When entering your prompt, add the seed code as follows: "--seed [insert copied seed number]."
A picture of a cat --seed 1234
--stop <integer between 10–100>
To halt a job midway during the processing, add the "--stop" parameter to your prompt. However, stopping a job before completion would produce less intricate and blurry results.
For instance, adding "--stop 50" to your prompt would terminate the generation process when it reaches 50% completion.
A picture of a cat --stop 50
--style <4a, 4b, or 4c>
Switch between versions of the Midjourney Model Version 4.
--stylize <number>, or
The parameter "--stylize" or "--s" determines the strength of the MJ training applied to the generated image. A low stylization value would generate images that resemble the prompt more closely, whereas higher values would produce artistic images that are less related to the prompt.
In v5, the default value for stylization is "--s 100," but you can set it to any value between 0-1000.
A picture of a cat --s 100
Use an alternative "light" upscaler when selecting the U buttons. The results are closer to the original grid image. The upscaled image is less detailed and smoother.
A picture of a cat --uplight
Use an alternative beta upscaler when selecting the U buttons. The results are closer to the original grid image. The upscaled image has significantly fewer added details.
A picture of a cat --upbeta
|Range||1:2–2:1||0–100||.25 .5 1 or 2||whole numbers 0–4294967295||10–100||4a, 4b, or 4c|
Midjourney routinely releases new model versions to improve efficiency, coherency, and quality. Different models excel at different types of images.
An alternative model focused on anime-style images.
Use an early alternative model that produces larger, less consistent images. This algorithm may be suitable for abstract and landscape images.
--test Use the Midjourney special test model.
--testp Use the Midjourney special photography-focused test model.
--version <1, 2, or 3> or --v <1 2, or 3> Use an earlier version of the Midjourney algorithm. The current algorithm (V4) is the default setting.
Midjourney starts by generating a grid of low-resolution image options for each Job. You can use a Midjourney upscaler on any grid image to increase the size and add additional details. There are multiple upscale models available for upscaling an image.
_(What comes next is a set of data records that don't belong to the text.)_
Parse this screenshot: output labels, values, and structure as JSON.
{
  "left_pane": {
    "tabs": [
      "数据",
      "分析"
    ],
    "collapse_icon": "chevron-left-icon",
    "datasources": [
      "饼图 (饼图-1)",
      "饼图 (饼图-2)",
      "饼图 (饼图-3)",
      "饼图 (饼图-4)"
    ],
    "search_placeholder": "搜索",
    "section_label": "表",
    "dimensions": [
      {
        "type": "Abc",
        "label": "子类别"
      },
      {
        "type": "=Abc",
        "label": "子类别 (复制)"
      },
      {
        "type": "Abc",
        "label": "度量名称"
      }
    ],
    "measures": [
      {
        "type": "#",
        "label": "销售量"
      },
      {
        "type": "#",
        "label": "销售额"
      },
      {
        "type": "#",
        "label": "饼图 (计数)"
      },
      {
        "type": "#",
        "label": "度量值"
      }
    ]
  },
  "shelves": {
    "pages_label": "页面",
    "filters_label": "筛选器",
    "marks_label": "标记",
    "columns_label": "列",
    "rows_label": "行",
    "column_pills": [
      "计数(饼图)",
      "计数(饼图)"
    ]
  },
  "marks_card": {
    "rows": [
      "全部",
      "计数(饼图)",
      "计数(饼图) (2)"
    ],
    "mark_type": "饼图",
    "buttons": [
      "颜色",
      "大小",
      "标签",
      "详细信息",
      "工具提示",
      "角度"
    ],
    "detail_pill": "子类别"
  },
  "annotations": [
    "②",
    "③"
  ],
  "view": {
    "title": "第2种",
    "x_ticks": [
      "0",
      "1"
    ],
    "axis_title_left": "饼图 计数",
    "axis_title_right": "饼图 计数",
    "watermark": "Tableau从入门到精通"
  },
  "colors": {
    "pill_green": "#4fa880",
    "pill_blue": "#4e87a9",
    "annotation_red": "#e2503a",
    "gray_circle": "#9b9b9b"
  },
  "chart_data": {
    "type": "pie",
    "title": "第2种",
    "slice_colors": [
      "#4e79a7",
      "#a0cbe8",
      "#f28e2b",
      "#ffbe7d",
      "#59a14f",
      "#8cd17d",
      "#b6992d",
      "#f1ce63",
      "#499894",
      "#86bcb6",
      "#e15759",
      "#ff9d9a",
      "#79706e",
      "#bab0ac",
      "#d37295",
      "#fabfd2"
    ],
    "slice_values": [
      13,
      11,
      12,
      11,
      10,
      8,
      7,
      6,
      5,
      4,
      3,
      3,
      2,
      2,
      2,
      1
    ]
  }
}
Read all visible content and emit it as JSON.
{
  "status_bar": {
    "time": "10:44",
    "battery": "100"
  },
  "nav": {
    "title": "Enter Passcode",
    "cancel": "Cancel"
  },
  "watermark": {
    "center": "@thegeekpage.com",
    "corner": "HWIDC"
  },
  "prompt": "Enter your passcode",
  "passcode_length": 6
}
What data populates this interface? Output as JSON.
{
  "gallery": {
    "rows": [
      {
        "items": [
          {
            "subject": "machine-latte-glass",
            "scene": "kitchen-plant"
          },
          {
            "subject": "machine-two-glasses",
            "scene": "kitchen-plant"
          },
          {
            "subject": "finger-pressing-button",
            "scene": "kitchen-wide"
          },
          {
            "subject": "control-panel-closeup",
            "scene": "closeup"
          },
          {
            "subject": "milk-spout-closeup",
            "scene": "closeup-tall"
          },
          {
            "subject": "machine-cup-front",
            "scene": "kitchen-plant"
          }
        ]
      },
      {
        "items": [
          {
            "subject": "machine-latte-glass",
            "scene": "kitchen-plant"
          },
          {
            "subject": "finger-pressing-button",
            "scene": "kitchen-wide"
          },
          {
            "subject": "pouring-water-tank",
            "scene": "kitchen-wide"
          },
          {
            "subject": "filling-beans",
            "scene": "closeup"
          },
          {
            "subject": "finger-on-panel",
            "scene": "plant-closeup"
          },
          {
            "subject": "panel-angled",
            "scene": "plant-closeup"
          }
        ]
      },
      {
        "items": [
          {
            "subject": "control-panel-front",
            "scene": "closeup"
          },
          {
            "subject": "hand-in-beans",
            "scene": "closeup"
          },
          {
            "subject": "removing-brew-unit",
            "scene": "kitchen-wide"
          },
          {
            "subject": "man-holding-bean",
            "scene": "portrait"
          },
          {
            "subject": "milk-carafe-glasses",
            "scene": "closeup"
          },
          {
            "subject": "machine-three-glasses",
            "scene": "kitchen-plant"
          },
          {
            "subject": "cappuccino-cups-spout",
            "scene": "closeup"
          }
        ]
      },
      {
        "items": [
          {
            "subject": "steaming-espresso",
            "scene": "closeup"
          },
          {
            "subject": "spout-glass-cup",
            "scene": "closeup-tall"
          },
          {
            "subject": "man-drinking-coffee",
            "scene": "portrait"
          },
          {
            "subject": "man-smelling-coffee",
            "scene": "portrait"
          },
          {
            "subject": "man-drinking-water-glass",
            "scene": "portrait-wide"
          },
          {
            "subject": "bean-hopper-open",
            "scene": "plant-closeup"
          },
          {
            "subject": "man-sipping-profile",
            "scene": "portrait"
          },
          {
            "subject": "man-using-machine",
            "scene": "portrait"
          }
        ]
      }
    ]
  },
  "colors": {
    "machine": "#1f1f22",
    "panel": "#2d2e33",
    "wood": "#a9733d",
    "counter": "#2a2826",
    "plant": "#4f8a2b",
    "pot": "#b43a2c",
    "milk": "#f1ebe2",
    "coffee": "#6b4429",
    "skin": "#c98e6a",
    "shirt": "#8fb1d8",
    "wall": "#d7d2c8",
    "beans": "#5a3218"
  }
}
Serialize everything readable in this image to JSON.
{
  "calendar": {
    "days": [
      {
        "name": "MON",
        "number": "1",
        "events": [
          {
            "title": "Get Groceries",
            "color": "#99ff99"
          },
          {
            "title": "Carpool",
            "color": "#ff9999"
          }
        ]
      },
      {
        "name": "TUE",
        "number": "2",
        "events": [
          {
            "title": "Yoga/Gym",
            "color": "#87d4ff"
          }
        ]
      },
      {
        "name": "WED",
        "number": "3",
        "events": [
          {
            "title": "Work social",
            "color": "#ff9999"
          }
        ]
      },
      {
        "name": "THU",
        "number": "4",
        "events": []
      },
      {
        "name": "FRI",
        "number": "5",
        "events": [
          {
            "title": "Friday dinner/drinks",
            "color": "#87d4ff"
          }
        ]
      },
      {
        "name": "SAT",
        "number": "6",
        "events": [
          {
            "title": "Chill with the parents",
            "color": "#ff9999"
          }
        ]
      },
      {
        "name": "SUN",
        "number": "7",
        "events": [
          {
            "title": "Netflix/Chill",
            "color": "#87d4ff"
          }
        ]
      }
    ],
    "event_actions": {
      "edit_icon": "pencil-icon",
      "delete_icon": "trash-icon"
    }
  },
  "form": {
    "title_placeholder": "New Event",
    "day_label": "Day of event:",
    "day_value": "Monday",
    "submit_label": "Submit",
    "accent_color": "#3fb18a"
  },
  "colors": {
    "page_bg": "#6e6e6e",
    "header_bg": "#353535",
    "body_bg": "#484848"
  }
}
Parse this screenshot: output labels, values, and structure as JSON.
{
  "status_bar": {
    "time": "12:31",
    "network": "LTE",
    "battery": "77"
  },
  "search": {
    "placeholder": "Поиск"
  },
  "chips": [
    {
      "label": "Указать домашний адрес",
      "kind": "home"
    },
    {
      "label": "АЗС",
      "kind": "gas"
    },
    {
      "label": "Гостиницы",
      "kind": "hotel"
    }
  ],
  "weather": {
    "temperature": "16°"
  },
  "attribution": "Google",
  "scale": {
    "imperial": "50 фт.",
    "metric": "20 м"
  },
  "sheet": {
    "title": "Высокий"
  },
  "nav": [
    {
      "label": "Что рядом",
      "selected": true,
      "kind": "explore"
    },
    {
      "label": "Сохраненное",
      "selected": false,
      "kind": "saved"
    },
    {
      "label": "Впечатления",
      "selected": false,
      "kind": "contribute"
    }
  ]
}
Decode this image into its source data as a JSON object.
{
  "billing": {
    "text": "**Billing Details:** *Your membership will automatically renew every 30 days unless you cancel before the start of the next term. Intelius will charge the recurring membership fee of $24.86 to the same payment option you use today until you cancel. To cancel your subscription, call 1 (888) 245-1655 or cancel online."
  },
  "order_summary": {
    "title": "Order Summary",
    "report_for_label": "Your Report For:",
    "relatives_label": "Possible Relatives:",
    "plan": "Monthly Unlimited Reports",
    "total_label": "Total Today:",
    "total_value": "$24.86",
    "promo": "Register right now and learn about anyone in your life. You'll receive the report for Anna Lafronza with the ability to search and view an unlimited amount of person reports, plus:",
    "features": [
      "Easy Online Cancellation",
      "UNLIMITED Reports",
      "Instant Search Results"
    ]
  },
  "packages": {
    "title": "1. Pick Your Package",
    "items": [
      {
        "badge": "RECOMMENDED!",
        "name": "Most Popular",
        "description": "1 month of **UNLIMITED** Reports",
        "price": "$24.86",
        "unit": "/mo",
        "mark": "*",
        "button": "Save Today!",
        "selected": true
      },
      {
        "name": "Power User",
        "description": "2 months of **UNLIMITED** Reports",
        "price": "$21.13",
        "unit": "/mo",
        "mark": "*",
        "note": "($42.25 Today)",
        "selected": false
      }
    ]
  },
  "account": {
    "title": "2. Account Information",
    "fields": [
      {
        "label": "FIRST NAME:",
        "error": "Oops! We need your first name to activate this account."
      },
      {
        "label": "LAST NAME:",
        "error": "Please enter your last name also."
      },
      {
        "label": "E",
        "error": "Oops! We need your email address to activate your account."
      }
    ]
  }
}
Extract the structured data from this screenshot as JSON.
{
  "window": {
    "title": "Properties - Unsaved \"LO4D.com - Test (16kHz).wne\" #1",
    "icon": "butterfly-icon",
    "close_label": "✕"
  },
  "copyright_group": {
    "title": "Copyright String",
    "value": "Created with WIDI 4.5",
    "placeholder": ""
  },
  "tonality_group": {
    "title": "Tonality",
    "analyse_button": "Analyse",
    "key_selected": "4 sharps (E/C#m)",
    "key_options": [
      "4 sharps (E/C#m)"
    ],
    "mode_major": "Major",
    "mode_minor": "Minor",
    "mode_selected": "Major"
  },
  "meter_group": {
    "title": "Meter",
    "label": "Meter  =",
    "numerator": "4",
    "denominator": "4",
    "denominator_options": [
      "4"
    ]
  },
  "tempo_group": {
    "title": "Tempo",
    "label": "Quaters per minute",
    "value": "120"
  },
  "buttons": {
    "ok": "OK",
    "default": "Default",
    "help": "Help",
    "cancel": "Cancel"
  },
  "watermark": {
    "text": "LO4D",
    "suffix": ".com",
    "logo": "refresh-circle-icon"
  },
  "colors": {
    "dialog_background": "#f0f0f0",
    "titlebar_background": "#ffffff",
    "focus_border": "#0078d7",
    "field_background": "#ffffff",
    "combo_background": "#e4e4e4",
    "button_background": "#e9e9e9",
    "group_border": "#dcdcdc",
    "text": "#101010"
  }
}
--uplight Use an alternative "light" upscaler when selecting the U buttons. The results are closer to the original grid image. The upscaled image is less detailed and smoother.
--upbeta Use an alternative beta upscaler when selecting the U buttons. The results are closer to the original grid image. The upscaled image has significantly fewer added details.
Use an alternative upscaler trained to work with the when selecting the U buttons. This upscaler was specifically created to work with the
--niji Midjourney Model.
These parameters only work with specific earlier Midjourney Models
--creative Modify the
testp models to be more varied and creative.
--iw Sets image prompt weight relative to text weight. The default value is --iw 0.25
The image weight parameter "--iw" is relevant only when using both image and text prompts simultaneously. By adjusting the weight, you can increase the significance of the image in the final output.
In v5, the default image weight is set to "--iw 0.5", but it can be raised to a maximum of "--iw 2". For instance, adding the parameter "--iw 2" to the prompt "[image link] vibrant landscape" would significantly elevate the influence of the image in the generated output, whereas "--iw 0.5" would indicate a lower image impact.
--sameseed Seed values create a single large random noise field applied across all images in the initial grid. When --sameseed is specified, all images in the initial grid use the same starting noise and will produce very similar generated images.
--video Saves a progress video of the initial image grid being generated. Emoji react to the completed image grid with ✉️ to trigger the video being sent to your direct messages.
--video does not work when upscaling an image.
When you add the "--tile" parameter to your prompt, the generated image would be suitable for creating seamless patterns for fabrics, wallpapers, and textures.